*** RECORDS FOR THE TASK ***

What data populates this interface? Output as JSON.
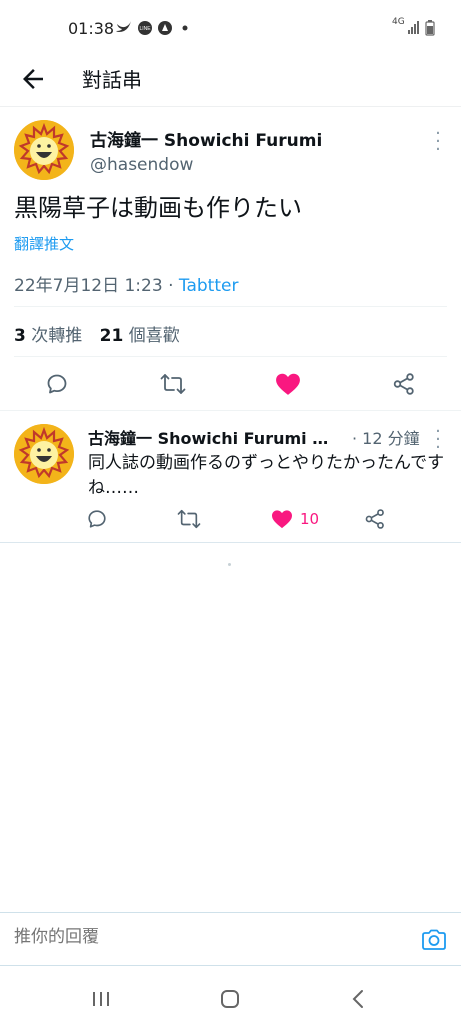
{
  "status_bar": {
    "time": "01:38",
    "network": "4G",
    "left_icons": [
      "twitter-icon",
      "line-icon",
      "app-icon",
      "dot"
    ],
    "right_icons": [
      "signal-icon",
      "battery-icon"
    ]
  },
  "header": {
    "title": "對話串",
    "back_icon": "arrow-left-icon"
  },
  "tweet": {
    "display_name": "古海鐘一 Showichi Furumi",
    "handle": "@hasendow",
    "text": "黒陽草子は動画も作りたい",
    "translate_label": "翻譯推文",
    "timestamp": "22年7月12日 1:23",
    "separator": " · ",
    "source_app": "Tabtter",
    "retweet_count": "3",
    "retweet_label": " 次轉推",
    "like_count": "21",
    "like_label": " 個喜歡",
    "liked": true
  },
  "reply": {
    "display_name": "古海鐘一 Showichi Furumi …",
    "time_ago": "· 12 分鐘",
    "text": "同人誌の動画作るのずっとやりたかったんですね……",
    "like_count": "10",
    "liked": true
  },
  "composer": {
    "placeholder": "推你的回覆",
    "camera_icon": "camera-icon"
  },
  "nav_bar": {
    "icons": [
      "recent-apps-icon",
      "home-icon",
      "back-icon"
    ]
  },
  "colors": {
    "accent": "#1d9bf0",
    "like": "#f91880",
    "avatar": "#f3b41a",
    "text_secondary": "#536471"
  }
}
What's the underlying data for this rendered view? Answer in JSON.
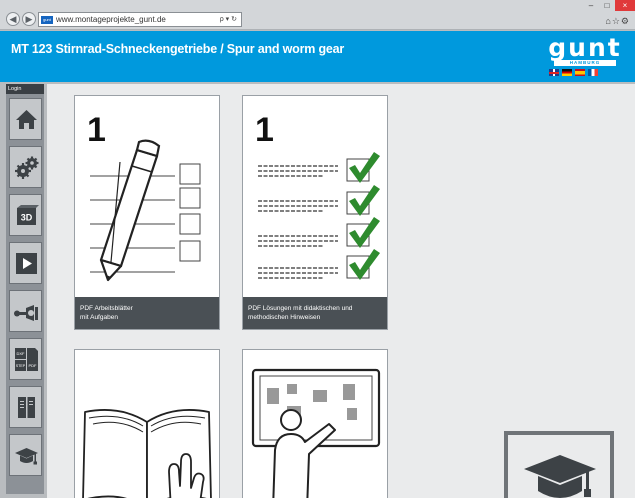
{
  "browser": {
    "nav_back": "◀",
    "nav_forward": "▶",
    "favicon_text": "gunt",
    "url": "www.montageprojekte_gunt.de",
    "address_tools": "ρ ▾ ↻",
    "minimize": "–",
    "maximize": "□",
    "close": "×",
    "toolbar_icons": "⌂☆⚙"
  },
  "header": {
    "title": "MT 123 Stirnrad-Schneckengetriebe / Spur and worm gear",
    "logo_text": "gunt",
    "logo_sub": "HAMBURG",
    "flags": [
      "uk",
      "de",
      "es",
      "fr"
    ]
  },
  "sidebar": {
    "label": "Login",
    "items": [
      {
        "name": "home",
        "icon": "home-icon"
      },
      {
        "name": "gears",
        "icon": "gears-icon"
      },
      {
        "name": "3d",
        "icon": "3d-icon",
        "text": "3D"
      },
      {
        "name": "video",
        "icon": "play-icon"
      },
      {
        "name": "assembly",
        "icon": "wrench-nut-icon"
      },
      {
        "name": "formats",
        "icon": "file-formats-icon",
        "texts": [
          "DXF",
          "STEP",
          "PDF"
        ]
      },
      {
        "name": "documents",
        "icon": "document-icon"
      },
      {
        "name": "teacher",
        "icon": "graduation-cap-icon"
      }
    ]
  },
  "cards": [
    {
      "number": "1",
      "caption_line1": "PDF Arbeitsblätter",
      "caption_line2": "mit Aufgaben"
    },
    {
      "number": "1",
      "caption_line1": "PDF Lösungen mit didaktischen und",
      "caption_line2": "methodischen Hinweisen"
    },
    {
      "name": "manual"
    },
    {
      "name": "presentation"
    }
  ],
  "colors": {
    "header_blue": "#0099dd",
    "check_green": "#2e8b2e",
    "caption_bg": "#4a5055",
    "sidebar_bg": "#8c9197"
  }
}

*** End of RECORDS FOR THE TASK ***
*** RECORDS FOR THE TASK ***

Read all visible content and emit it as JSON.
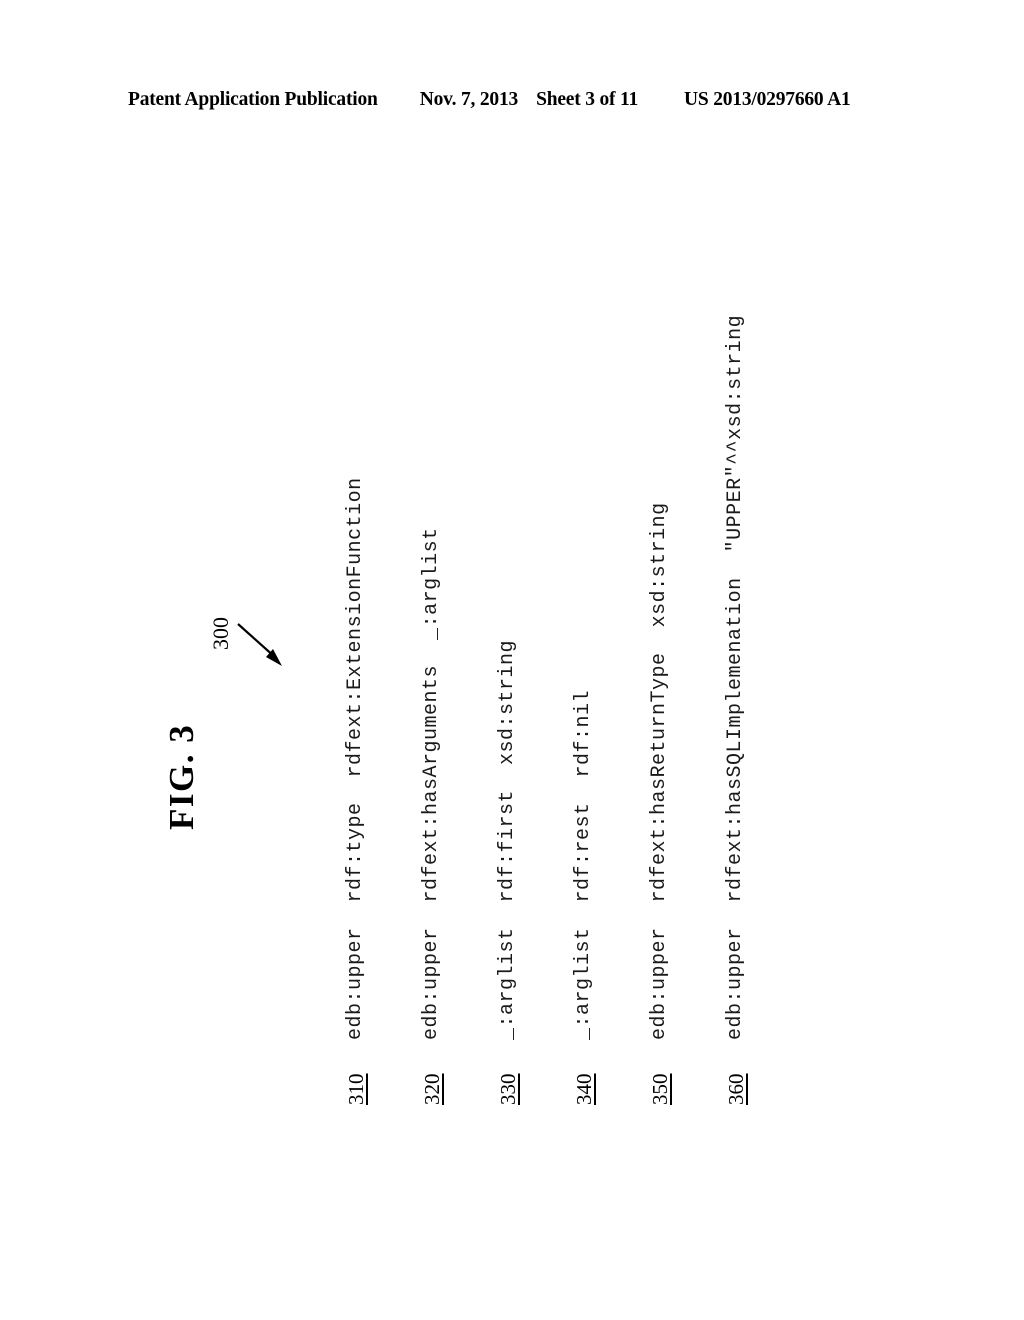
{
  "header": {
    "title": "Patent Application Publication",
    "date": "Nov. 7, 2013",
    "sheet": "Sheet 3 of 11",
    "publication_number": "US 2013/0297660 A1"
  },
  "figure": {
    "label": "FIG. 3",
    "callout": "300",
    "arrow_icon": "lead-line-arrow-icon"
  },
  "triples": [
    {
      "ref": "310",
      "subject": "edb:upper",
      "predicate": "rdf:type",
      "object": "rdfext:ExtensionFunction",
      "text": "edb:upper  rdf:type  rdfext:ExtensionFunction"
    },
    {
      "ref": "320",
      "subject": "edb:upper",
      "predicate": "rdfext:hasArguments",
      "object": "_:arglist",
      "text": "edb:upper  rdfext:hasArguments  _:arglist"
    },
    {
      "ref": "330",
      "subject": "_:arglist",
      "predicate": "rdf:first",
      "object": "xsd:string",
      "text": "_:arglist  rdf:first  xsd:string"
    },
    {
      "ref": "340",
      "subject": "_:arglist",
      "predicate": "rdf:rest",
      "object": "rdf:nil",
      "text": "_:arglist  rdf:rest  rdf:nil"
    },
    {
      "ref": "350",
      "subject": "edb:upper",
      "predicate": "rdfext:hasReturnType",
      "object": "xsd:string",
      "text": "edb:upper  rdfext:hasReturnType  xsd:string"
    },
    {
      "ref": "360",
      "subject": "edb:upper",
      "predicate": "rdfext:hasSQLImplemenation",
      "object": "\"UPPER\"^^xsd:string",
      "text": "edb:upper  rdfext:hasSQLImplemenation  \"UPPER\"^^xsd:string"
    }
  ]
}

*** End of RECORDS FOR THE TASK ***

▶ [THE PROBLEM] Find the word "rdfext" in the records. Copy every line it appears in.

▶ [TASK SOLUTION]
      "object": "rdfext:ExtensionFunction",
      "text": "edb:upper  rdf:type  rdfext:ExtensionFunction"
      "predicate": "rdfext:hasArguments",
      "text": "edb:upper  rdfext:hasArguments  _:arglist"
      "predicate": "rdfext:hasReturnType",
      "text": "edb:upper  rdfext:hasReturnType  xsd:string"
      "predicate": "rdfext:hasSQLImplemenation",
      "text": "edb:upper  rdfext:hasSQLImplemenation  \"UPPER\"^^xsd:string"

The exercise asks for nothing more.